PROBLEM DESCRIPTION: Every entry below is to be copied exactly, apart from any picture it holds.

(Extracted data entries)
BEGIN

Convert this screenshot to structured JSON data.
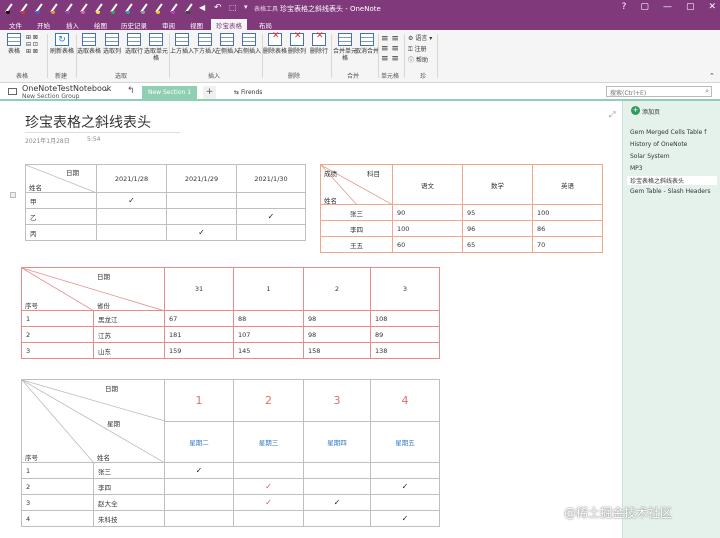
{
  "window": {
    "title": "珍宝表格之斜线表头 - OneNote",
    "tool_context": "表格工具",
    "controls": [
      "?",
      "▢",
      "—",
      "▢",
      "✕"
    ]
  },
  "tabs": [
    "文件",
    "开始",
    "插入",
    "绘图",
    "历史记录",
    "审阅",
    "视图",
    "珍宝表格",
    "布局"
  ],
  "ribbon": {
    "groups": {
      "table": "表格",
      "new": "新建",
      "select": "选取",
      "insert": "插入",
      "delete": "删除",
      "merge": "合并",
      "cell": "单元格",
      "jewel": "珍"
    },
    "buttons": {
      "table": "表格",
      "refresh": "刷新表格",
      "select_table": "选取表格",
      "select_col": "选取列",
      "select_row": "选取行",
      "select_cell": "选取单元格",
      "insert_above": "上方插入",
      "insert_below": "下方插入",
      "insert_left": "左侧插入",
      "insert_right": "右侧插入",
      "delete_table": "删除表格",
      "delete_col": "删除列",
      "delete_row": "删除行",
      "merge_cells": "合并单元格",
      "unmerge": "取消合并",
      "lang": "语言",
      "register": "注册",
      "help": "帮助"
    }
  },
  "notebook": {
    "name": "OneNoteTestNotebook",
    "section_group": "New Section Group",
    "active_section": "New Section 1",
    "add_tab": "+",
    "group_tab": "Firends",
    "search_placeholder": "搜索(Ctrl+E)"
  },
  "pages": {
    "add_label": "添加页",
    "items": [
      "Gem Merged Cells Table f",
      "History of OneNote",
      "Solar System",
      "MP3",
      "珍宝表格之斜线表头",
      "Gem Table - Slash Headers"
    ],
    "selected_index": 4
  },
  "page": {
    "title": "珍宝表格之斜线表头",
    "date": "2021年1月28日",
    "time": "5:54"
  },
  "table1": {
    "diag_top": "日期",
    "diag_bottom": "姓名",
    "dates": [
      "2021/1/28",
      "2021/1/29",
      "2021/1/30"
    ],
    "rows": [
      {
        "name": "甲",
        "marks": [
          "✓",
          "",
          ""
        ]
      },
      {
        "name": "乙",
        "marks": [
          "",
          "",
          "✓"
        ]
      },
      {
        "name": "丙",
        "marks": [
          "",
          "✓",
          ""
        ]
      }
    ]
  },
  "table2": {
    "diag_top": "科目",
    "diag_left": "成绩",
    "diag_bottom": "姓名",
    "subjects": [
      "语文",
      "数学",
      "英语"
    ],
    "rows": [
      {
        "name": "张三",
        "scores": [
          "90",
          "95",
          "100"
        ]
      },
      {
        "name": "李四",
        "scores": [
          "100",
          "96",
          "86"
        ]
      },
      {
        "name": "王五",
        "scores": [
          "60",
          "65",
          "70"
        ]
      }
    ]
  },
  "table3": {
    "diag_top": "日期",
    "diag_left": "序号",
    "diag_mid": "省份",
    "days": [
      "31",
      "1",
      "2",
      "3"
    ],
    "rows": [
      {
        "no": "1",
        "province": "黑龙江",
        "values": [
          "67",
          "88",
          "98",
          "108"
        ]
      },
      {
        "no": "2",
        "province": "江苏",
        "values": [
          "181",
          "107",
          "98",
          "89"
        ]
      },
      {
        "no": "3",
        "province": "山东",
        "values": [
          "159",
          "145",
          "158",
          "138"
        ]
      }
    ]
  },
  "table4": {
    "diag_top": "日期",
    "diag_mid": "星期",
    "diag_left": "序号",
    "diag_bottom": "姓名",
    "nums": [
      "1",
      "2",
      "3",
      "4"
    ],
    "weekdays": [
      "星期二",
      "星期三",
      "星期四",
      "星期五"
    ],
    "rows": [
      {
        "no": "1",
        "name": "张三",
        "marks": [
          "✓",
          "",
          "",
          ""
        ]
      },
      {
        "no": "2",
        "name": "李四",
        "marks": [
          "",
          "✓",
          "",
          "✓"
        ]
      },
      {
        "no": "3",
        "name": "赵大全",
        "marks": [
          "",
          "✓",
          "✓",
          ""
        ]
      },
      {
        "no": "4",
        "name": "朱科技",
        "marks": [
          "",
          "",
          "",
          "✓"
        ]
      }
    ]
  },
  "watermark": "@稀土掘金技术社区",
  "colors": {
    "brand": "#80397b",
    "section": "#8fd0b5",
    "pane": "#e5f2ec"
  }
}
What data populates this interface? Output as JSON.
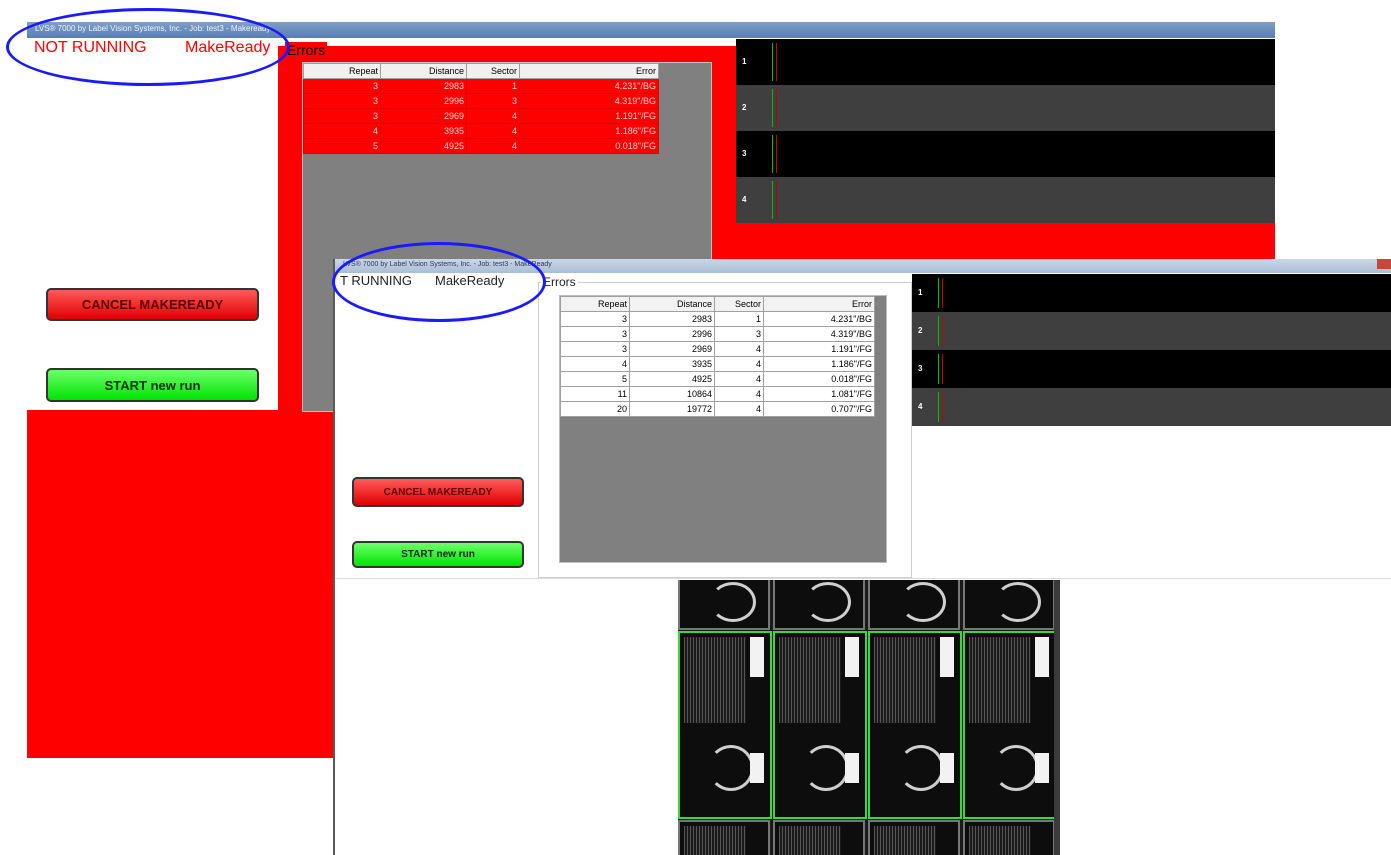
{
  "back_window": {
    "title": "LVS® 7000 by Label Vision Systems, Inc. - Job: test3 - Makeready",
    "status_running": "NOT RUNNING",
    "status_mode": "MakeReady",
    "errors_legend": "Errors",
    "columns": [
      "Repeat",
      "Distance",
      "Sector",
      "Error"
    ],
    "rows": [
      [
        "3",
        "2983",
        "1",
        "4.231\"/BG"
      ],
      [
        "3",
        "2996",
        "3",
        "4.319\"/BG"
      ],
      [
        "3",
        "2969",
        "4",
        "1.191\"/FG"
      ],
      [
        "4",
        "3935",
        "4",
        "1.186\"/FG"
      ],
      [
        "5",
        "4925",
        "4",
        "0.018\"/FG"
      ]
    ],
    "sectors": [
      "1",
      "2",
      "3",
      "4"
    ],
    "cancel_label": "CANCEL MAKEREADY",
    "start_label": "START new run"
  },
  "front_window": {
    "title": "LVS® 7000 by Label Vision Systems, Inc. - Job: test3 - MakeReady",
    "status_running": "T RUNNING",
    "status_mode": "MakeReady",
    "errors_legend": "Errors",
    "columns": [
      "Repeat",
      "Distance",
      "Sector",
      "Error"
    ],
    "rows": [
      [
        "3",
        "2983",
        "1",
        "4.231\"/BG"
      ],
      [
        "3",
        "2996",
        "3",
        "4.319\"/BG"
      ],
      [
        "3",
        "2969",
        "4",
        "1.191\"/FG"
      ],
      [
        "4",
        "3935",
        "4",
        "1.186\"/FG"
      ],
      [
        "5",
        "4925",
        "4",
        "0.018\"/FG"
      ],
      [
        "11",
        "10864",
        "4",
        "1.081\"/FG"
      ],
      [
        "20",
        "19772",
        "4",
        "0.707\"/FG"
      ]
    ],
    "sectors": [
      "1",
      "2",
      "3",
      "4"
    ],
    "cancel_label": "CANCEL MAKEREADY",
    "start_label": "START new run"
  },
  "colors": {
    "alarm_red": "#ff0000",
    "ok_green": "#00e400",
    "annotation_blue": "#1a1aff",
    "sector_dark": "#000000",
    "sector_gray": "#3f3f3f",
    "title_blue": "#5a7fae"
  }
}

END

RESULT:
Convert this screenshot to structured JSON data.
{
  "window": {
    "title": "珍宝表格之斜线表头 - OneNote",
    "tool_context": "表格工具",
    "controls": [
      "?",
      "▢",
      "—",
      "▢",
      "✕"
    ]
  },
  "tabs": [
    "文件",
    "开始",
    "插入",
    "绘图",
    "历史记录",
    "审阅",
    "视图",
    "珍宝表格",
    "布局"
  ],
  "ribbon": {
    "groups": {
      "table": "表格",
      "new": "新建",
      "select": "选取",
      "insert": "插入",
      "delete": "删除",
      "merge": "合并",
      "cell": "单元格",
      "jewel": "珍"
    },
    "buttons": {
      "table": "表格",
      "refresh": "刷新表格",
      "select_table": "选取表格",
      "select_col": "选取列",
      "select_row": "选取行",
      "select_cell": "选取单元格",
      "insert_above": "上方插入",
      "insert_below": "下方插入",
      "insert_left": "左侧插入",
      "insert_right": "右侧插入",
      "delete_table": "删除表格",
      "delete_col": "删除列",
      "delete_row": "删除行",
      "merge_cells": "合并单元格",
      "unmerge": "取消合并",
      "lang": "语言",
      "register": "注册",
      "help": "帮助"
    }
  },
  "notebook": {
    "name": "OneNoteTestNotebook",
    "section_group": "New Section Group",
    "active_section": "New Section 1",
    "add_tab": "+",
    "group_tab": "Firends",
    "search_placeholder": "搜索(Ctrl+E)"
  },
  "pages": {
    "add_label": "添加页",
    "items": [
      "Gem Merged Cells Table f",
      "History of OneNote",
      "Solar System",
      "MP3",
      "珍宝表格之斜线表头",
      "Gem Table - Slash Headers"
    ],
    "selected_index": 4
  },
  "page": {
    "title": "珍宝表格之斜线表头",
    "date": "2021年1月28日",
    "time": "5:54"
  },
  "table1": {
    "diag_top": "日期",
    "diag_bottom": "姓名",
    "dates": [
      "2021/1/28",
      "2021/1/29",
      "2021/1/30"
    ],
    "rows": [
      {
        "name": "甲",
        "marks": [
          "✓",
          "",
          ""
        ]
      },
      {
        "name": "乙",
        "marks": [
          "",
          "",
          "✓"
        ]
      },
      {
        "name": "丙",
        "marks": [
          "",
          "✓",
          ""
        ]
      }
    ]
  },
  "table2": {
    "diag_top": "科目",
    "diag_left": "成绩",
    "diag_bottom": "姓名",
    "subjects": [
      "语文",
      "数学",
      "英语"
    ],
    "rows": [
      {
        "name": "张三",
        "scores": [
          "90",
          "95",
          "100"
        ]
      },
      {
        "name": "李四",
        "scores": [
          "100",
          "96",
          "86"
        ]
      },
      {
        "name": "王五",
        "scores": [
          "60",
          "65",
          "70"
        ]
      }
    ]
  },
  "table3": {
    "diag_top": "日期",
    "diag_left": "序号",
    "diag_mid": "省份",
    "days": [
      "31",
      "1",
      "2",
      "3"
    ],
    "rows": [
      {
        "no": "1",
        "province": "黑龙江",
        "values": [
          "67",
          "88",
          "98",
          "108"
        ]
      },
      {
        "no": "2",
        "province": "江苏",
        "values": [
          "181",
          "107",
          "98",
          "89"
        ]
      },
      {
        "no": "3",
        "province": "山东",
        "values": [
          "159",
          "145",
          "158",
          "138"
        ]
      }
    ]
  },
  "table4": {
    "diag_top": "日期",
    "diag_mid": "星期",
    "diag_left": "序号",
    "diag_bottom": "姓名",
    "nums": [
      "1",
      "2",
      "3",
      "4"
    ],
    "weekdays": [
      "星期二",
      "星期三",
      "星期四",
      "星期五"
    ],
    "rows": [
      {
        "no": "1",
        "name": "张三",
        "marks": [
          "✓",
          "",
          "",
          ""
        ]
      },
      {
        "no": "2",
        "name": "李四",
        "marks": [
          "",
          "✓",
          "",
          "✓"
        ]
      },
      {
        "no": "3",
        "name": "赵大全",
        "marks": [
          "",
          "✓",
          "✓",
          ""
        ]
      },
      {
        "no": "4",
        "name": "朱科技",
        "marks": [
          "",
          "",
          "",
          "✓"
        ]
      }
    ]
  },
  "watermark": "@稀土掘金技术社区",
  "colors": {
    "brand": "#80397b",
    "section": "#8fd0b5",
    "pane": "#e5f2ec"
  }
}
What data populates this interface? Output as JSON.
{
  "back_window": {
    "title": "LVS® 7000 by Label Vision Systems, Inc. - Job: test3 - Makeready",
    "status_running": "NOT RUNNING",
    "status_mode": "MakeReady",
    "errors_legend": "Errors",
    "columns": [
      "Repeat",
      "Distance",
      "Sector",
      "Error"
    ],
    "rows": [
      [
        "3",
        "2983",
        "1",
        "4.231\"/BG"
      ],
      [
        "3",
        "2996",
        "3",
        "4.319\"/BG"
      ],
      [
        "3",
        "2969",
        "4",
        "1.191\"/FG"
      ],
      [
        "4",
        "3935",
        "4",
        "1.186\"/FG"
      ],
      [
        "5",
        "4925",
        "4",
        "0.018\"/FG"
      ]
    ],
    "sectors": [
      "1",
      "2",
      "3",
      "4"
    ],
    "cancel_label": "CANCEL MAKEREADY",
    "start_label": "START new run"
  },
  "front_window": {
    "title": "LVS® 7000 by Label Vision Systems, Inc. - Job: test3 - MakeReady",
    "status_running": "T RUNNING",
    "status_mode": "MakeReady",
    "errors_legend": "Errors",
    "columns": [
      "Repeat",
      "Distance",
      "Sector",
      "Error"
    ],
    "rows": [
      [
        "3",
        "2983",
        "1",
        "4.231\"/BG"
      ],
      [
        "3",
        "2996",
        "3",
        "4.319\"/BG"
      ],
      [
        "3",
        "2969",
        "4",
        "1.191\"/FG"
      ],
      [
        "4",
        "3935",
        "4",
        "1.186\"/FG"
      ],
      [
        "5",
        "4925",
        "4",
        "0.018\"/FG"
      ],
      [
        "11",
        "10864",
        "4",
        "1.081\"/FG"
      ],
      [
        "20",
        "19772",
        "4",
        "0.707\"/FG"
      ]
    ],
    "sectors": [
      "1",
      "2",
      "3",
      "4"
    ],
    "cancel_label": "CANCEL MAKEREADY",
    "start_label": "START new run"
  },
  "colors": {
    "alarm_red": "#ff0000",
    "ok_green": "#00e400",
    "annotation_blue": "#1a1aff",
    "sector_dark": "#000000",
    "sector_gray": "#3f3f3f",
    "title_blue": "#5a7fae"
  }
}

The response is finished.